POLICY EXCEPTIONSFederal Employee Program (FEP) may dictate that all FDA-approved devices, drugs or biologics may not be considered investigational and thus these devices may be assessed only on the basis of their medical necessity.
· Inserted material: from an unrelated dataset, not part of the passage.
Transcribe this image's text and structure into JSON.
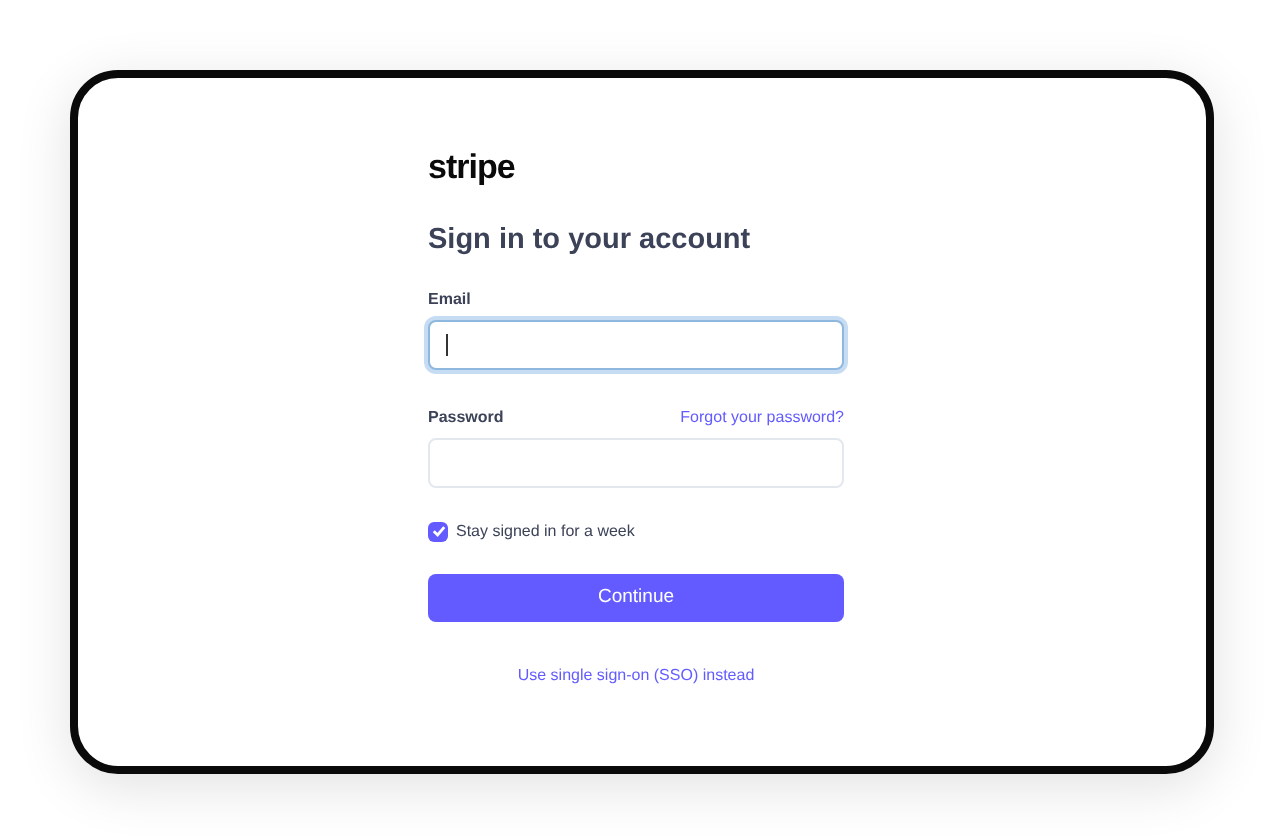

Investigative is defined as the use of any treatment procedure, facility, equipment, drug, device, or supply not yet recognized as a generally accepted standard of good medical practice for the treatment of the condition being treated and; therefore, is not considered medically necessary. For the definition of Investigative, “generally accepted standards of medical practice” means standards that are based on credible scientific evidence published in peer-reviewed medical literature generally recognized by the relevant medical community, and physician specialty society recommendations, and the views of medical practitioners practicing in relevant clinical areas and any other relevant factors. In order for equipment, devices, drugs or supplies [i.e, technologies], to be considered not investigative, the technology must have final approval from the appropriate governmental bodies, and scientific evidence must permit conclusions concerning the effect of the technology on health outcomes, and the technology must improve the net health outcome, and the technology must be as beneficial as any established alternative and the improvement must be attainable outside the testing/investigational setting.
The coverage guidelines outlined in the Medical Policy Manual should not be used in lieu of the Member's specific benefit plan language.
POLICY HISTORY03/22/2012: Approved by Medical Policy Advisory Committee.
04/17/2013: Policy reviewed; no changes.
03/13/2014: Policy reviewed; no changes.
03/06/2015: Policy reviewed; description updated regarding intravascular imaging and OCT systems. Policy statements unchanged.
08/03/2015: Code Reference section updated for ICD-10.
06/06/2016: Policy number added. Investigative definition updated in Policy Guidelines section.
SOURCE(S)Blue Cross Blue Shield Association policy # 2.02.29
CODE REFERENCEThis may not be a comprehensive list of procedure codes applicable to this policy.